The AP Euro Review: a journey in procrastination


Shannon O'Connor

Staff writer Emily Pirkl struggles through the perils of her AP Euro assignments.

It’s 11:09 p.m. (nine minutes after my self-imposed bedtime) and I’m far from snuggling under my flannel bed sheets. By the looks of it, I will be violating my own rule for the fifth night in a row, and, judging by my track record, this won’t be the last time.

I’m on Tumblr, of course. Or, at least, I was. Then I clicked on link for a YouTube video claiming to be the funniest Vine compilation ever. Thirty-two seconds in, I realized that nearly five minutes had passed since I last checked Facebook. I then paused the video, typed “f” into the address bar, and pressed enter. Nothing but a few cringe-worthy selfies. Back to Tumblr.

Meanwhile, lurking beneath the myriad of windows and applications I have open is a Word document. It contains forty questions on the topic of Romanticism and the Industrial Revolution, of which I know approximately nothing about. It’s due tomorrow morning at 8, and I’ll be tested on the questions shortly thereafter… but I’m still operating under the pretense that it doesn’t exist.

Just under eight hours ago, I strode across the threshold of the back door, telling myself I would hit the books immediately after taking a power nap. I also vowed that I would stay away from the cookie jar. I kept neither promise.

After my catnap, I flipped up the lid of my laptop and cracked open my AP Euro textbook- whose innards hadn’t seen the light of day since the demise of my last Tamagotchi.

Question 1: “Evaluate the social, economic, and political effects of the Industrial Revolution in Britain, Germany, and France. A simple flowchart would work here.”

How about a simple no-chart? Discouraged, I toddled downstairs to reward myself with a month-old Christmas cookie (conveniently “forgetting” my pledge––how else was I supposed to evade the hours of agony that lay ahead?) The stale cookie with hardened green frosting by no means curbed my hunger, but it certainly kept me away from that repulsive review, if only for a few moments.

Back at my desk, I noticed that it’d been a while since I dusted––at least two reviews ago. I certainly didn’t want to be sharing my study space with my own dead skin cells, so I gave the surface an overly thorough swipe with my faithful feather duster. Much better. Although… my spotless study space now clashed with the borderline offensive layer of dust that covered the rest of my room. I figured I’d better dust it as well.

Dusting the bottom ledge of my bookshelf, I found bits of pink fuzz on my carpet––likely from those socks I got from my Grandma. Such atrocities were not tolerated in my room, so I meticulously picked up every fleck of dirt from around the bookshelf by hand.
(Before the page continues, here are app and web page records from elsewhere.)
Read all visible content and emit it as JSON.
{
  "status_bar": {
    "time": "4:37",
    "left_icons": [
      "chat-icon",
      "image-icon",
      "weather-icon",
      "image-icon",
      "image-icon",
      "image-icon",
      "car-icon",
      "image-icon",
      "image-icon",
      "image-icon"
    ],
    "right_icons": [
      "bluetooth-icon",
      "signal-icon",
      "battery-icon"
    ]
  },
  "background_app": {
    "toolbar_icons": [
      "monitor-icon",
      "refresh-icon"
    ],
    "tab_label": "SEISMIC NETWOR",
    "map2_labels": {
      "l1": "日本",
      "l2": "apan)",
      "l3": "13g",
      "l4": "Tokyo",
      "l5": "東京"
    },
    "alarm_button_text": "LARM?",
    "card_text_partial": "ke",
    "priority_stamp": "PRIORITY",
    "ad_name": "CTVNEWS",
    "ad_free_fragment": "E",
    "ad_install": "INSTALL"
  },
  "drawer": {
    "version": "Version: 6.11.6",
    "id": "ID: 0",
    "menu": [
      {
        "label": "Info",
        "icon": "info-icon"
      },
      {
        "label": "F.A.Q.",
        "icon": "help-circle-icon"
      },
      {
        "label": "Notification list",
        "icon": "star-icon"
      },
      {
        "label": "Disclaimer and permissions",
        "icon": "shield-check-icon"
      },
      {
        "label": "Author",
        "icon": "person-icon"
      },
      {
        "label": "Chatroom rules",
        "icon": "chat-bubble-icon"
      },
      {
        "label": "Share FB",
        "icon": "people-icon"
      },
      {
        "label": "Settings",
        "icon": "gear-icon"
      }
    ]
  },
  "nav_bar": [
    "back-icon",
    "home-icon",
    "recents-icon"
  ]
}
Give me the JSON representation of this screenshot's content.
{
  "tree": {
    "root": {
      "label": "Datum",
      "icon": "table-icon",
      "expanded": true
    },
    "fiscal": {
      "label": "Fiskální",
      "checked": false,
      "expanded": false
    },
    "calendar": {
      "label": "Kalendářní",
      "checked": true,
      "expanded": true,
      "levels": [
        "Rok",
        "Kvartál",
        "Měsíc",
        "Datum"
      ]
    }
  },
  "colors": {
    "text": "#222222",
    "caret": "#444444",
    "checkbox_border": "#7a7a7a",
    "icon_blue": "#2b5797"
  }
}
And then I caved and rolled out the vacuum cleaner.

By dinnertime there was nothing left in my room to be cleaned, which left me no choice but to work on… catching up on Buzzfeed articles. And doing some online shopping (it’s never too early to look for a prom dress, right?) And trying to perfect my British accent (hey, at least that’s somewhat related to Europe). Before I knew it, fatigue set in, and, looking at the clock, I saw that it was 11:11 pm.

The realization hit me like Miley Cyrus’ wrecking ball. I had been “working” on the review for the past eight hours, and yet I still had 40 out of 40 questions to answer. After a brief existential crisis, I closed all of my tabs and started working on the review. By the time I finished, my mom was already waking up for her morning aerobics routine, and I was ready to defenestrate myself. I decided to allow myself to sleep in until 7:25 (giving me a whopping 2.5 hours of sleep, 10 minutes to dress myself, and all the time in the world to get judged by my mother for not showering).

All for what? A 75-point test that I was now destined to fail? I looked in the mirror and saw the face of failure, feeling more disappointment than when I look at my seventh grade yearbook.

I still had to actually turn in that wretched review via Haiku. Half asleep, I logged in and clicked on the AP European History page. My drooping eyelids jerked open when I noticed a message, written in bold, on the class homepage. It read: “Due to the cold weather days, the test scheduled for tomorrow has been moved to next Monday. Be ready to work on the review tomorrow in class!”